[Data provided]:
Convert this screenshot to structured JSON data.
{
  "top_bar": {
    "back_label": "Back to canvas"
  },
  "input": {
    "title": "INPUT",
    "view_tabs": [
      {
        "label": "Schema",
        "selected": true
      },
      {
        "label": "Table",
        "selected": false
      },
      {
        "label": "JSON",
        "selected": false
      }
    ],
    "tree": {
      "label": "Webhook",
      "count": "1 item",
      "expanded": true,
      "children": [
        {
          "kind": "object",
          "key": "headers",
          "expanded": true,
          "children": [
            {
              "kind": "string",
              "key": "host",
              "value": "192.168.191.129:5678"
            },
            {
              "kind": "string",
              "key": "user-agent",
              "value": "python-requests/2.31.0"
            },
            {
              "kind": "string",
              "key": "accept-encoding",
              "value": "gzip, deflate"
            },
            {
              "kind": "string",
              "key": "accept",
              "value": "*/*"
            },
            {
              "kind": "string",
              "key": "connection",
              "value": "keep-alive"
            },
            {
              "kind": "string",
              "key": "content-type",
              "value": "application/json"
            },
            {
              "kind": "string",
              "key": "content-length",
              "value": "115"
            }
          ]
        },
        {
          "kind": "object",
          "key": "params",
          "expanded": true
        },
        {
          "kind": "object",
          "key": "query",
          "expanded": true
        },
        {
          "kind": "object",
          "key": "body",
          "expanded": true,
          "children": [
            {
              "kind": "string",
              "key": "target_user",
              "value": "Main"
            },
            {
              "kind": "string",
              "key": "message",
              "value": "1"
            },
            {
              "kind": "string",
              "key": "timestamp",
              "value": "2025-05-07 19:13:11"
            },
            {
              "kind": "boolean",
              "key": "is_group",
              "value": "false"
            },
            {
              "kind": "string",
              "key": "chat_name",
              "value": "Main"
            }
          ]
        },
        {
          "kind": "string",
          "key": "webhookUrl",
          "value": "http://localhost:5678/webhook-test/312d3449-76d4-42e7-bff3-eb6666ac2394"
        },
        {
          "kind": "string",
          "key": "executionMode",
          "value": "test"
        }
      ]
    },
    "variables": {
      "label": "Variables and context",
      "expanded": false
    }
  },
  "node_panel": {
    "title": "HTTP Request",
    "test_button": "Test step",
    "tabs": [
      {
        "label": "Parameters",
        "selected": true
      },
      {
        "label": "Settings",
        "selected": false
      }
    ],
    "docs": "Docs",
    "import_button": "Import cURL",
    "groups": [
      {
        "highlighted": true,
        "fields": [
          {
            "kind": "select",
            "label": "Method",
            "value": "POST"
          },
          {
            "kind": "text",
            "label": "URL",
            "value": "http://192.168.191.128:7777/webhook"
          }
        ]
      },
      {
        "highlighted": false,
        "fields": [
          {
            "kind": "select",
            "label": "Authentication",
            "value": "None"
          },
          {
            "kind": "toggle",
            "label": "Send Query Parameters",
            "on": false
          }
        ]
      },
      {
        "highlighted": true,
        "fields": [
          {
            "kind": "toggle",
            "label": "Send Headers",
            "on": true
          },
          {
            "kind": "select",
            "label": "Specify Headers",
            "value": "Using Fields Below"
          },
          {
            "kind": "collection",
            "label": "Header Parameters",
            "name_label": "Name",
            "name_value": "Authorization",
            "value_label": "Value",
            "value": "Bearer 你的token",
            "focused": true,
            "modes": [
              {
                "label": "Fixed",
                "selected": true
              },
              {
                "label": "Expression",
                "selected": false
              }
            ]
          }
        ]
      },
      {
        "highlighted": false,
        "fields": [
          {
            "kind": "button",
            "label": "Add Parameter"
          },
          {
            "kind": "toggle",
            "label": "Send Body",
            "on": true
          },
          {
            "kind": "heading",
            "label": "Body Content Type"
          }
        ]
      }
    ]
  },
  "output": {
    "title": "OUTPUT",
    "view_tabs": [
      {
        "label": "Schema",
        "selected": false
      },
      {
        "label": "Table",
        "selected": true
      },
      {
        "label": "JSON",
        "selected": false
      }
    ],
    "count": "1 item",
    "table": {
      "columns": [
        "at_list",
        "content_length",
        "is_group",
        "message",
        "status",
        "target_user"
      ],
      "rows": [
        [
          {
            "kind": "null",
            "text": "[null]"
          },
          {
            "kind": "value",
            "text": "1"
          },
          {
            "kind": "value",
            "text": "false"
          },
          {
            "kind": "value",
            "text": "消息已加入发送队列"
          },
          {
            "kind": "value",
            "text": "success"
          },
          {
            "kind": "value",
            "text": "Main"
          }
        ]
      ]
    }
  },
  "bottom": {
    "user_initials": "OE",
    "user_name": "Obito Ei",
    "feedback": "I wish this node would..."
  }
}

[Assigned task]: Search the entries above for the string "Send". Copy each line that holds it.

[Answer for the task]:
            "label": "Send Query Parameters",
            "label": "Send Headers",
            "label": "Send Body",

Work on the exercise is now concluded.